- [What is being asked] If an entry holds a picture, leave the picture out and copy the rest of the listing exactly.
───
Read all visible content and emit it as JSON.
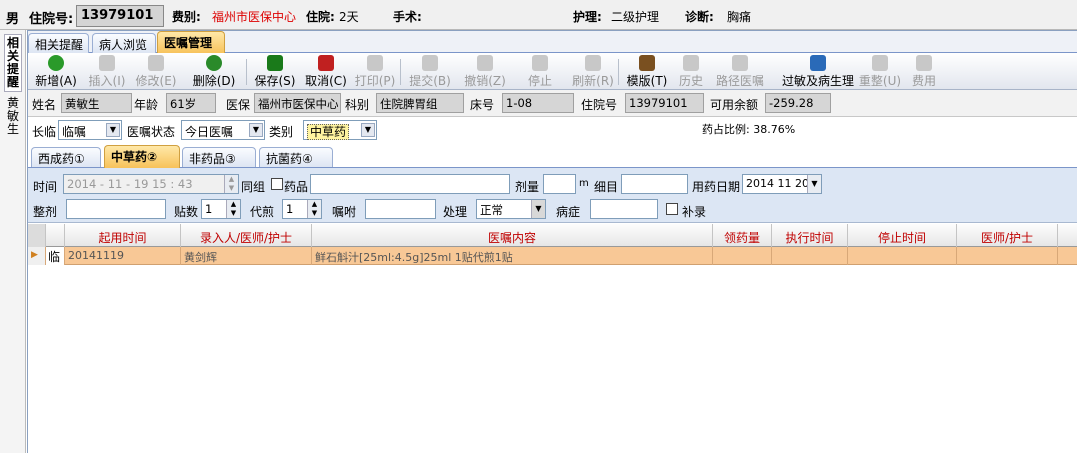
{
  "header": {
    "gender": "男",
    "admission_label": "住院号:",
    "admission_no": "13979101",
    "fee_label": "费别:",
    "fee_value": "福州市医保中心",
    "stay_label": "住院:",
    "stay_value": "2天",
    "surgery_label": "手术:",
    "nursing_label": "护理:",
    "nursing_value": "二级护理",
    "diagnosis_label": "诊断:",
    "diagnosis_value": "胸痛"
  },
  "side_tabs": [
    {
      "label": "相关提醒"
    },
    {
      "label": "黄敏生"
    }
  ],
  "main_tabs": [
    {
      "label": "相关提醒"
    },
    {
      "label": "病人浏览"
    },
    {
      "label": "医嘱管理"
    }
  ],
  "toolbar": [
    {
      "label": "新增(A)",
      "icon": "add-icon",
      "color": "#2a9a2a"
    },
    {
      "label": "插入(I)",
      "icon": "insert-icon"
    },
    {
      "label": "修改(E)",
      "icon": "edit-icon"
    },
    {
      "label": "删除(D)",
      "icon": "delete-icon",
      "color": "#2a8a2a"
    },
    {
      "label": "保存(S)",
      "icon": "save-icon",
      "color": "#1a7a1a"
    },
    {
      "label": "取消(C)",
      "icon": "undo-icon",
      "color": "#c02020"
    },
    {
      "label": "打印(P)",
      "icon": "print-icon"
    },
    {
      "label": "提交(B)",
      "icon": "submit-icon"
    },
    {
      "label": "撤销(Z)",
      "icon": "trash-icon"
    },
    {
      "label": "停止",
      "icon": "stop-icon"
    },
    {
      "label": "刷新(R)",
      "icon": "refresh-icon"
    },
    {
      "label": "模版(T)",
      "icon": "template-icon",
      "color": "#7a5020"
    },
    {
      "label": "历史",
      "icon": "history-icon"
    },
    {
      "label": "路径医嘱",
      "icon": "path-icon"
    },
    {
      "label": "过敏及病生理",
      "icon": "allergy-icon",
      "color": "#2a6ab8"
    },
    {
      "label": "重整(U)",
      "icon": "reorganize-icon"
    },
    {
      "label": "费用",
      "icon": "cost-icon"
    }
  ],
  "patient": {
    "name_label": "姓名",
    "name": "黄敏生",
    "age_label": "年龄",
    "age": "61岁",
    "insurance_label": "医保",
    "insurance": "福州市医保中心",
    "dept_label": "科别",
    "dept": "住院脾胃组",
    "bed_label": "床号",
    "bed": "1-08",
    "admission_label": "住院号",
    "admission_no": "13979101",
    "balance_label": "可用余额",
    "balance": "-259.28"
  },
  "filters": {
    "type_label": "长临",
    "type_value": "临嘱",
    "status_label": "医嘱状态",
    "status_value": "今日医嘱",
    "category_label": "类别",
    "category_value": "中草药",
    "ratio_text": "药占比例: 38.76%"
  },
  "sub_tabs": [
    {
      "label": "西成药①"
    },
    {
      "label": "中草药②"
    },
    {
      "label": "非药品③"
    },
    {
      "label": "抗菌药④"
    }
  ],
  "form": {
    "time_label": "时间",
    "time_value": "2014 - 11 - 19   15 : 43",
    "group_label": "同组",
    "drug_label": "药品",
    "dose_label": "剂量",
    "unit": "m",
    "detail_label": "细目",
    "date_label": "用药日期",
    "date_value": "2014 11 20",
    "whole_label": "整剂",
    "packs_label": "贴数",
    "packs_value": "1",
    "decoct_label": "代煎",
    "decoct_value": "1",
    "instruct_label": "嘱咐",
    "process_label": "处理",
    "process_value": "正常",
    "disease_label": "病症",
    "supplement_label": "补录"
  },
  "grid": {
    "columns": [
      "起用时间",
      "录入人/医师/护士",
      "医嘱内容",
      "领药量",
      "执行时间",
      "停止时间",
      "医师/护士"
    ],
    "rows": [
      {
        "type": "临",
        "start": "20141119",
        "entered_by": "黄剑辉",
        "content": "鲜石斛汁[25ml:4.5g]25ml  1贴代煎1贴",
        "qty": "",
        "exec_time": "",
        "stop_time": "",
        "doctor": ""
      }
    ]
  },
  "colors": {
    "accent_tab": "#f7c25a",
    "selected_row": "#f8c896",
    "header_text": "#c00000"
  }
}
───
- [Answer to the problem]
Read all visible content and emit it as JSON.
{
  "header": {
    "gender": "男",
    "admission_label": "住院号:",
    "admission_no": "13979101",
    "fee_label": "费别:",
    "fee_value": "福州市医保中心",
    "stay_label": "住院:",
    "stay_value": "2天",
    "surgery_label": "手术:",
    "nursing_label": "护理:",
    "nursing_value": "二级护理",
    "diagnosis_label": "诊断:",
    "diagnosis_value": "胸痛"
  },
  "side_tabs": [
    {
      "label": "相关提醒"
    },
    {
      "label": "黄敏生"
    }
  ],
  "main_tabs": [
    {
      "label": "相关提醒"
    },
    {
      "label": "病人浏览"
    },
    {
      "label": "医嘱管理"
    }
  ],
  "toolbar": [
    {
      "label": "新增(A)",
      "icon": "add-icon",
      "color": "#2a9a2a"
    },
    {
      "label": "插入(I)",
      "icon": "insert-icon"
    },
    {
      "label": "修改(E)",
      "icon": "edit-icon"
    },
    {
      "label": "删除(D)",
      "icon": "delete-icon",
      "color": "#2a8a2a"
    },
    {
      "label": "保存(S)",
      "icon": "save-icon",
      "color": "#1a7a1a"
    },
    {
      "label": "取消(C)",
      "icon": "undo-icon",
      "color": "#c02020"
    },
    {
      "label": "打印(P)",
      "icon": "print-icon"
    },
    {
      "label": "提交(B)",
      "icon": "submit-icon"
    },
    {
      "label": "撤销(Z)",
      "icon": "trash-icon"
    },
    {
      "label": "停止",
      "icon": "stop-icon"
    },
    {
      "label": "刷新(R)",
      "icon": "refresh-icon"
    },
    {
      "label": "模版(T)",
      "icon": "template-icon",
      "color": "#7a5020"
    },
    {
      "label": "历史",
      "icon": "history-icon"
    },
    {
      "label": "路径医嘱",
      "icon": "path-icon"
    },
    {
      "label": "过敏及病生理",
      "icon": "allergy-icon",
      "color": "#2a6ab8"
    },
    {
      "label": "重整(U)",
      "icon": "reorganize-icon"
    },
    {
      "label": "费用",
      "icon": "cost-icon"
    }
  ],
  "patient": {
    "name_label": "姓名",
    "name": "黄敏生",
    "age_label": "年龄",
    "age": "61岁",
    "insurance_label": "医保",
    "insurance": "福州市医保中心",
    "dept_label": "科别",
    "dept": "住院脾胃组",
    "bed_label": "床号",
    "bed": "1-08",
    "admission_label": "住院号",
    "admission_no": "13979101",
    "balance_label": "可用余额",
    "balance": "-259.28"
  },
  "filters": {
    "type_label": "长临",
    "type_value": "临嘱",
    "status_label": "医嘱状态",
    "status_value": "今日医嘱",
    "category_label": "类别",
    "category_value": "中草药",
    "ratio_text": "药占比例: 38.76%"
  },
  "sub_tabs": [
    {
      "label": "西成药①"
    },
    {
      "label": "中草药②"
    },
    {
      "label": "非药品③"
    },
    {
      "label": "抗菌药④"
    }
  ],
  "form": {
    "time_label": "时间",
    "time_value": "2014 - 11 - 19   15 : 43",
    "group_label": "同组",
    "drug_label": "药品",
    "dose_label": "剂量",
    "unit": "m",
    "detail_label": "细目",
    "date_label": "用药日期",
    "date_value": "2014 11 20",
    "whole_label": "整剂",
    "packs_label": "贴数",
    "packs_value": "1",
    "decoct_label": "代煎",
    "decoct_value": "1",
    "instruct_label": "嘱咐",
    "process_label": "处理",
    "process_value": "正常",
    "disease_label": "病症",
    "supplement_label": "补录"
  },
  "grid": {
    "columns": [
      "起用时间",
      "录入人/医师/护士",
      "医嘱内容",
      "领药量",
      "执行时间",
      "停止时间",
      "医师/护士"
    ],
    "rows": [
      {
        "type": "临",
        "start": "20141119",
        "entered_by": "黄剑辉",
        "content": "鲜石斛汁[25ml:4.5g]25ml  1贴代煎1贴",
        "qty": "",
        "exec_time": "",
        "stop_time": "",
        "doctor": ""
      }
    ]
  },
  "colors": {
    "accent_tab": "#f7c25a",
    "selected_row": "#f8c896",
    "header_text": "#c00000"
  }
}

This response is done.